In an era of interconnected markets, organizations often face complex challenges in managing their supply chains. Disruptions caused by natural disasters have underscored the importance of developing resilient supply chains. Strategic procurement involves the planning and execution of sourcing to create resilient and agile supply chains. It travels beyond transactional buying while focusing on long-term value creation, and innovation. Keep reading to explore the key strategies to build resilient supply chains.  

Strategies for building resilient supply chains 

Supplier relationship management (SRM)  

Strong relationships with suppliers are essential to a resilient supply chain. Strategic procurement emphasizes effective SRM practices, including collaboration and mutual trust. Developing partnerships fosters open dialogue, helping organizations gain improved visibility into supplier networks while enhancing overall supply chain resilience.  

Inventory and capacity buffers  

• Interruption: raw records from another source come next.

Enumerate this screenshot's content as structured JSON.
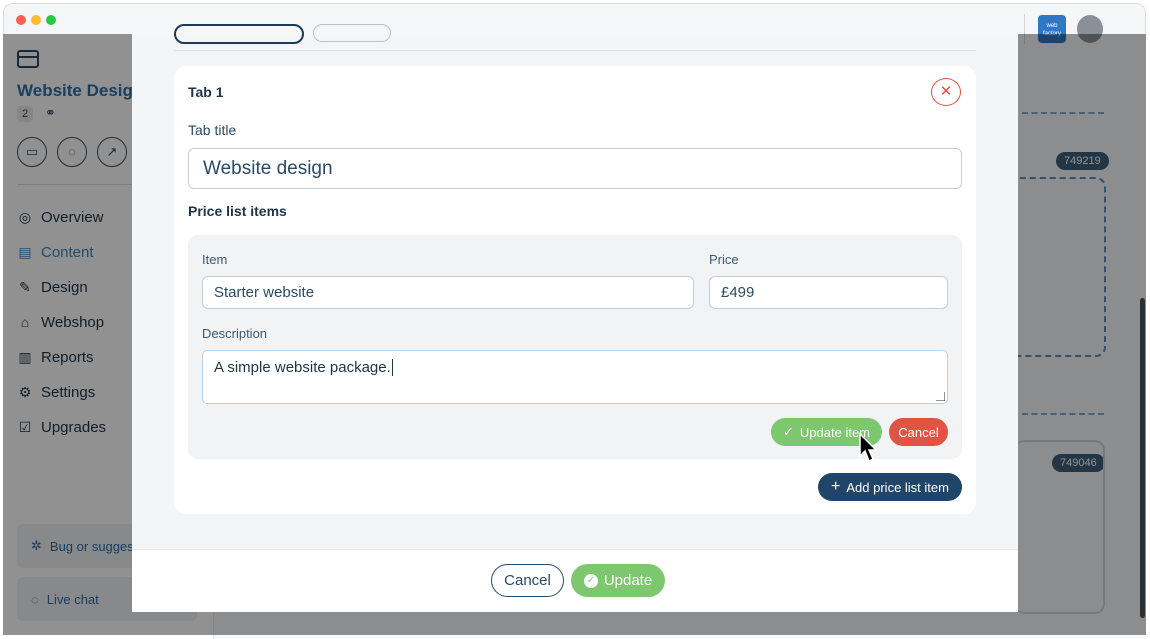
{
  "window": {
    "traffic_lights": [
      "close",
      "minimize",
      "zoom"
    ]
  },
  "sidebar": {
    "site_name": "Website Design",
    "site_count": "2",
    "nav": [
      {
        "label": "Overview",
        "icon": "compass-icon"
      },
      {
        "label": "Content",
        "icon": "layout-icon"
      },
      {
        "label": "Design",
        "icon": "design-tools-icon"
      },
      {
        "label": "Webshop",
        "icon": "basket-icon"
      },
      {
        "label": "Reports",
        "icon": "bar-chart-icon"
      },
      {
        "label": "Settings",
        "icon": "gear-icon"
      },
      {
        "label": "Upgrades",
        "icon": "upgrade-icon"
      }
    ],
    "bug_label": "Bug or suggestion",
    "live_chat_label": "Live chat"
  },
  "header": {
    "logo_text": "web factory"
  },
  "canvas": {
    "badges": [
      "749219",
      "749046"
    ]
  },
  "modal": {
    "tab": {
      "heading": "Tab 1",
      "title_label": "Tab title",
      "title_value": "Website design"
    },
    "price_list_title": "Price list items",
    "item_form": {
      "item_label": "Item",
      "item_value": "Starter website",
      "price_label": "Price",
      "price_value": "£499",
      "description_label": "Description",
      "description_value": "A simple website package.",
      "update_item_label": "Update item",
      "cancel_label": "Cancel"
    },
    "add_price_item_label": "Add price list item",
    "footer": {
      "cancel_label": "Cancel",
      "update_label": "Update"
    }
  },
  "colors": {
    "accent_navy": "#1f4668",
    "success_green": "#7dc86e",
    "danger_red": "#e35344",
    "link_blue": "#2e6ea8"
  }
}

Increasing buffer capacity is the simplest method to improve resilience, whether it takes the form of underutilized production facilities or inventory that exceeds the needs for safety stock. Buffers are costly; therefore, supply chain leaders may find it difficult to convince the C-suite of their necessity. For the introduction of new products or the development of new growth markets, top corporations deploy buffers in the form of surge capacity. Additionally, by carefully utilizing contract manufacturers for their surge needs, organizations can build buffer capacity.  

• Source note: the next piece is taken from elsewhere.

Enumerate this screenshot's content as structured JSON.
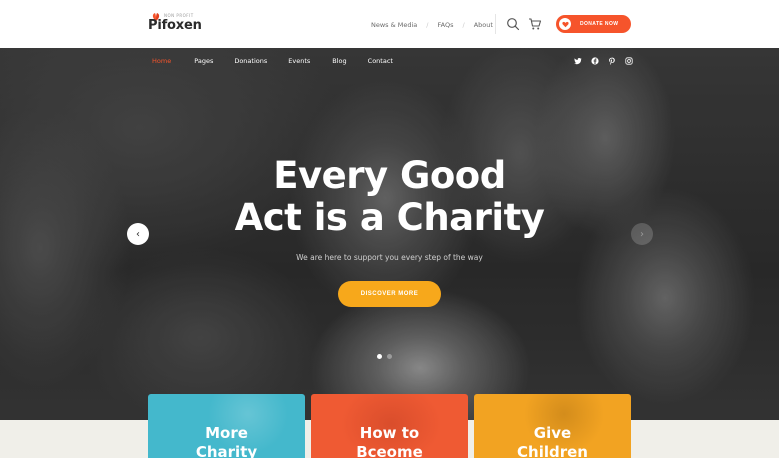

Major natural disasters that struck Japan and Thailand in 2011 severely interrupted global supply chains and exposed businesses’ reliance on solitary sources of supply. Due to missing, frequently low-cost components, virtually finished cars in the automotive sector could not be delivered to clients. It should be clear that multisource can help reduce this risk. Supply chain leaders need to have a thorough understanding of their supplier networks to develop a multisource strategy. They also need to be able to classify suppliers not only by spending but also by how a disruptive event may affect their revenue. By giving contracts to more suppliers or working with an existing sole- or single-source supplier who can produce from many places, diversification can be accomplished.  

Near sourcing  

Beyond multisource, several businesses also wish to shorten the cycle times for finished goods and lessen regional dependence in their worldwide networks. Regional or local supply chains can be more expensive because they increase the ecosystem’s complexity and number of participants, but they also enable greater inventory control and bring the product closer to the customer.  

Platform, product, or harmonization  

For items to travel effortlessly throughout the network, plant technology must be more synchronized the more regionalized the network is. One well-known example of this harmonization in the automotive sector is the adoption of standard vehicle platforms for a range of models. Another method of harmonization is to standardize parts across many products, especially those that are not obvious to or significant to the client. This facilitates the placement of larger volumes among various providers and makes sourcing policies simpler, both of which increase resilience.  


Building resilient supply chains is crucial for organizations to navigate the challenges of the modern business landscape. Get in touch with a procurement company to proactively address and drive innovation in your business.   

Share This: